The Dodge Power Wagon used a straight-six Chrysler Flathead engine of 230 cu in (3.8 litre) with a bore of 83 millimetres (3.27 in) and a stroke of 117 millimetres (4.61 in), yielding a substantially under-square bore/stroke ratio of 0.709:1.
The 4 litre Barra Inline 6 engine from the Ford Falcon, uses a 92.26mm bore and 99.31mm stroke, which equates to a 0.929:1 bore-stroke ratio. Although considered a performance engine, its proportionally weak valve springs, pistons and conrods cause the engine to redline at 6000 rpm.
The 292 Chevrolet I6 is also under square, with a bore of 3.875 in and a stroke of 4.125 in (bore/stroke ratio = 0.939:1).
Mitsubishi's 4G63T engine found primarily in many generations of Mitsubishi Lancer Evolution is an undersquare engine at 85 mm bore x 88 mm stroke.
Virtually all piston engines used in military aircraft were long-stroke engines. The PW R-2800, Wright R-3350, Pratt & Whitney R-4360 Wasp Major, Rolls-Royce Merlin (1650), Allison V-1710, and Hispano-Suiza 12Y-Z are only a few of more than a hundred examples.
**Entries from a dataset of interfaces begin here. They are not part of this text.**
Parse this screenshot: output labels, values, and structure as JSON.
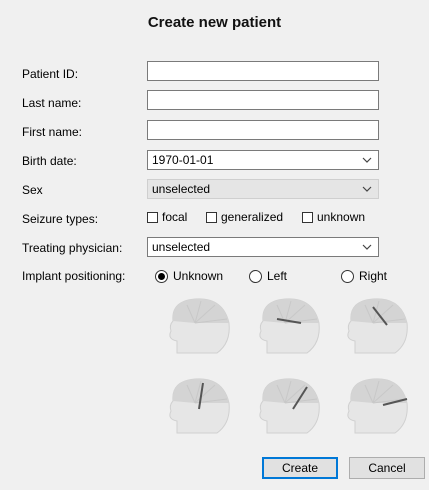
{
  "dialog": {
    "title": "Create new patient"
  },
  "form": {
    "patient_id": {
      "label": "Patient ID:",
      "value": ""
    },
    "last_name": {
      "label": "Last name:",
      "value": ""
    },
    "first_name": {
      "label": "First name:",
      "value": ""
    },
    "birth_date": {
      "label": "Birth date:",
      "value": "1970-01-01"
    },
    "sex": {
      "label": "Sex",
      "value": "unselected"
    },
    "seizure_types": {
      "label": "Seizure types:",
      "options": [
        {
          "label": "focal",
          "checked": false
        },
        {
          "label": "generalized",
          "checked": false
        },
        {
          "label": "unknown",
          "checked": false
        }
      ]
    },
    "treating_physician": {
      "label": "Treating physician:",
      "value": "unselected"
    },
    "implant_positioning": {
      "label": "Implant positioning:",
      "options": [
        {
          "label": "Unknown",
          "selected": true
        },
        {
          "label": "Left",
          "selected": false
        },
        {
          "label": "Right",
          "selected": false
        }
      ]
    }
  },
  "buttons": {
    "create": "Create",
    "cancel": "Cancel"
  },
  "icons": [
    "chevron-down-icon",
    "head-diagram-icon"
  ]
}
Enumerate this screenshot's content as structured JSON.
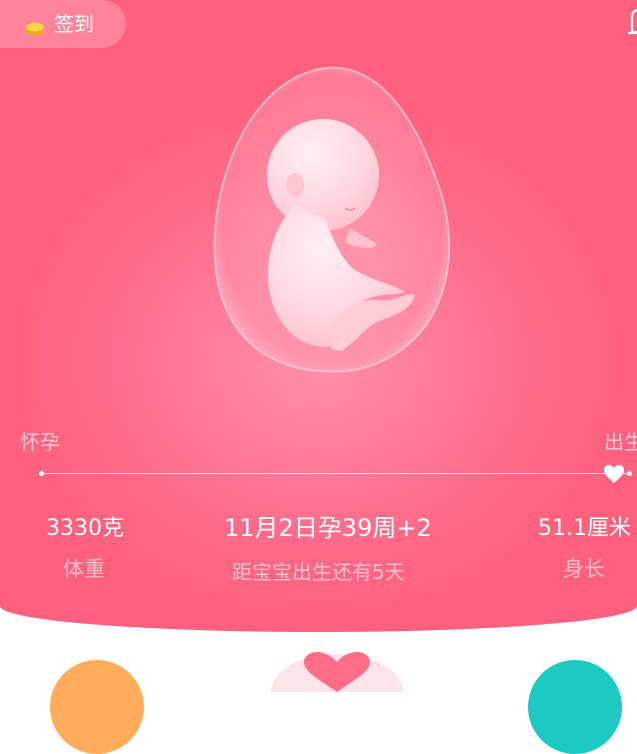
{
  "header": {
    "checkin_label": "签到",
    "checkin_icon": "coin-icon",
    "notification_icon": "bell-icon"
  },
  "progress": {
    "start_label": "怀孕",
    "end_label": "出生",
    "fraction": 0.97
  },
  "stats": {
    "weight_value": "3330克",
    "weight_label": "体重",
    "date_week": "11月2日孕39周+2",
    "countdown": "距宝宝出生还有5天",
    "length_value": "51.1厘米",
    "length_label": "身长"
  },
  "colors": {
    "hero_pink": "#ff6683",
    "orange": "#ffad5c",
    "teal": "#1cc9c3"
  }
}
All diesel-powered ships have massively undersquare marine engines. A Wärtsilä two-stroke marine diesel engine has a cylinder bore of 960 mm (37.8 in) and stroke of 2500 mm (98.4 in), (bore/stroke ratio = 0.384:1).
While most modern motorcycle engines are square or oversquare, some are undersquare. The Kawasaki Z1300's straight-six engine was made undersquare to minimise engine width, more recently, a new straight-twin engine for the Honda NC700 series used an undersquare design to achieve better combustion efficiency in order to reduce fuel consumption.
- Ingram, Edward (April 1916). "As to the Matter of Stroke". Horseless Age. 37 (6 & 7): 275, 325. Retrieved 12 November 2015.
- "Kawasaki 900 Super Four". 240 Landmarks of Japanese Automotive Technology. Society of Automotive Engineers of Japan, Inc. Retrieved 6 November 2013.
Journalists and riders called it the king of motorcycles, and it gained a reputation as a super sport model all over the world. The Super Four boasted high performance and quality. This best-selling motorcycle won many prizes around the world within only six months of its release.
- "2013 Honda Rebel Specifications". Honda Media Newsroom. American Honda Motor Co. 4 September 2012. Retrieved 25 March 2014.
- "2011F1 Technical Regulations" (PDF). FIA. Retrieved 21 July 2011.
- "Global 700cc Engine for Next-Generation : Technical details". Honda Worldwide. Honda Motor Co. 8 March 2012. p. 5. Retrieved 25 March 2014.
- Garrett, Jerry (14 September 2012). "Reality Check From Honda, in Touch With Economics". New York Times. Retrieved 25 March 2014.
|Wikimedia Commons has media related to Internal combustion engines.|